[Stored dataset items]
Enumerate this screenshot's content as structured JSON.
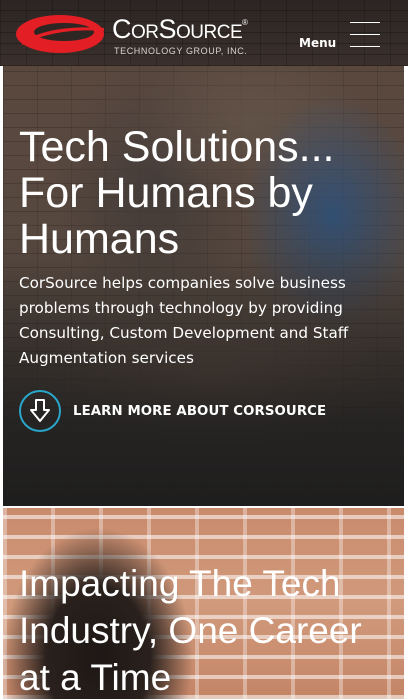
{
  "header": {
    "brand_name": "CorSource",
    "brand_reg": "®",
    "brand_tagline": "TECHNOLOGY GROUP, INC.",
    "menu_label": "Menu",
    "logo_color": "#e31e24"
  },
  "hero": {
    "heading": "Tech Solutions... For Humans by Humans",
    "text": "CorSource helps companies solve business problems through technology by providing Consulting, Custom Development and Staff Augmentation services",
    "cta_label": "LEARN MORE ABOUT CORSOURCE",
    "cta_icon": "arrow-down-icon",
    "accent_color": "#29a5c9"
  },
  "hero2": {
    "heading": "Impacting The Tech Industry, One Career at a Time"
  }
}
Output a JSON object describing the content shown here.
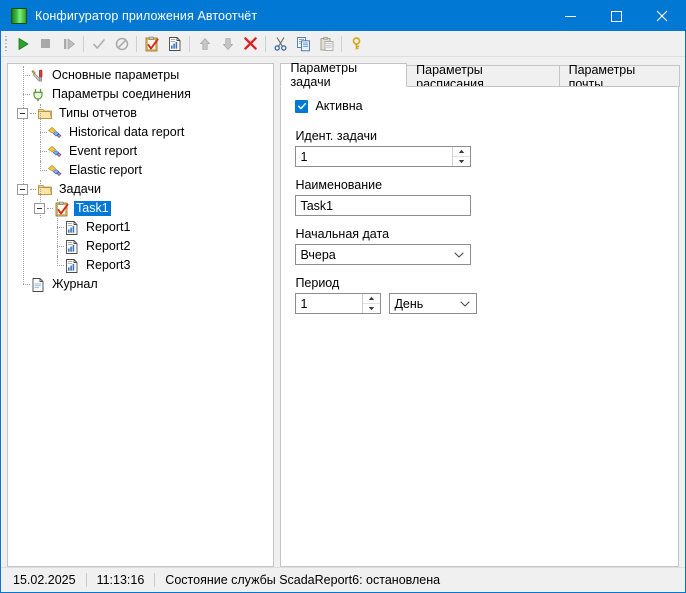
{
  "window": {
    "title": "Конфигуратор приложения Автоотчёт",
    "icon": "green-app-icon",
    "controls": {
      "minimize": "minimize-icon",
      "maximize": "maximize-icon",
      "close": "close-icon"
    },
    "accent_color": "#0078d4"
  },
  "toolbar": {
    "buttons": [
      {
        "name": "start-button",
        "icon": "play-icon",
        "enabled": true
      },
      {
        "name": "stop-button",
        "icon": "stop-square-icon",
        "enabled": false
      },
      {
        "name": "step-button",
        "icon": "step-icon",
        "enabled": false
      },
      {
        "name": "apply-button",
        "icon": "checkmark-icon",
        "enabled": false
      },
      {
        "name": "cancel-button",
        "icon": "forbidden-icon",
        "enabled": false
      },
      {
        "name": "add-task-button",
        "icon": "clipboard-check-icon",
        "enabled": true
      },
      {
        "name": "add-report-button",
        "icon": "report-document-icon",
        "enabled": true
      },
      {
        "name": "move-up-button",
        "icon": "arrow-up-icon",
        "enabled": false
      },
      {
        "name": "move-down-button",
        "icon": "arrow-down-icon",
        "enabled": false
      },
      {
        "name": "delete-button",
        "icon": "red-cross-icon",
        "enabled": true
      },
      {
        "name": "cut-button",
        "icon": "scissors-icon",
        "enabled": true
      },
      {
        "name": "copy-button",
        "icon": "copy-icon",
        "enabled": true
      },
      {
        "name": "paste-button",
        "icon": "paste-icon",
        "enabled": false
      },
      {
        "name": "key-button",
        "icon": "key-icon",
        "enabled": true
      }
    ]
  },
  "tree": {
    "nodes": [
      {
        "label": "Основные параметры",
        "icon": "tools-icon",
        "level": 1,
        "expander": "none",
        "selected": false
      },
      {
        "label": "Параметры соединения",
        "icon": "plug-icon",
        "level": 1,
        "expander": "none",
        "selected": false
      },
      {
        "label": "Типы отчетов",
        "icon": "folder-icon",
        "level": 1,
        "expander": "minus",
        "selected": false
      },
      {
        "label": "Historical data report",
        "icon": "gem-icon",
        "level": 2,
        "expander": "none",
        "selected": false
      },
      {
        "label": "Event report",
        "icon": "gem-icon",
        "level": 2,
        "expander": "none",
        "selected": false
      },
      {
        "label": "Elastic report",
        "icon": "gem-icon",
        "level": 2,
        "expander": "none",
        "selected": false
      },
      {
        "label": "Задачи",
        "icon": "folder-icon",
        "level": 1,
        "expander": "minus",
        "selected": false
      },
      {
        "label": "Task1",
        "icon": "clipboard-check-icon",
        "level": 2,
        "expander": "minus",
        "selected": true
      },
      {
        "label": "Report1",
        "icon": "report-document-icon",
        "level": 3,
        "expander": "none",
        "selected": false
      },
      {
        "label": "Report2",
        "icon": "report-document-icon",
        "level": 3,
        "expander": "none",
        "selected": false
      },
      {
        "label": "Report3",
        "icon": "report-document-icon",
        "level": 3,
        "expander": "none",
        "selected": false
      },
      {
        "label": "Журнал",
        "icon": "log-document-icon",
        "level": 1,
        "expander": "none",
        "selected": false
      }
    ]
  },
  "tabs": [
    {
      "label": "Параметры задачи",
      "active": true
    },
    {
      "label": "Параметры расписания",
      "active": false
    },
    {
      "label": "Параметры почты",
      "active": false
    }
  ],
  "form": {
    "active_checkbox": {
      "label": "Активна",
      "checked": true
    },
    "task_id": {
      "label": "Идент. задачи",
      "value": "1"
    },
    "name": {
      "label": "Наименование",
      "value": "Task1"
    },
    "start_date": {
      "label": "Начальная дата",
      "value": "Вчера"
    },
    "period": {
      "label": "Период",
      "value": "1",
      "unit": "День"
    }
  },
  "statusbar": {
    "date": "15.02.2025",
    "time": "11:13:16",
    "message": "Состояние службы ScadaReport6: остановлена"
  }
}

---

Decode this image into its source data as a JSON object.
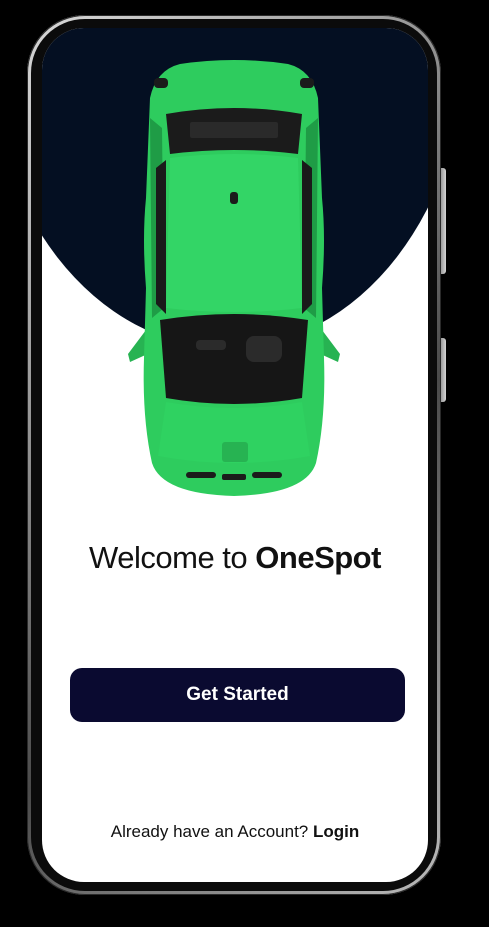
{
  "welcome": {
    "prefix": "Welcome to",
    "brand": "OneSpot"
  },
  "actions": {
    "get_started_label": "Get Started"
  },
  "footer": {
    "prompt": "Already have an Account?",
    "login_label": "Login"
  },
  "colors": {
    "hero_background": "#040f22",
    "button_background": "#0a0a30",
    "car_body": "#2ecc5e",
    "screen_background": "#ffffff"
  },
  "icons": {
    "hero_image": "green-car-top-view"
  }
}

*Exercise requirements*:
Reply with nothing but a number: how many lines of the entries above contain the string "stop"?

*Task answer*:
2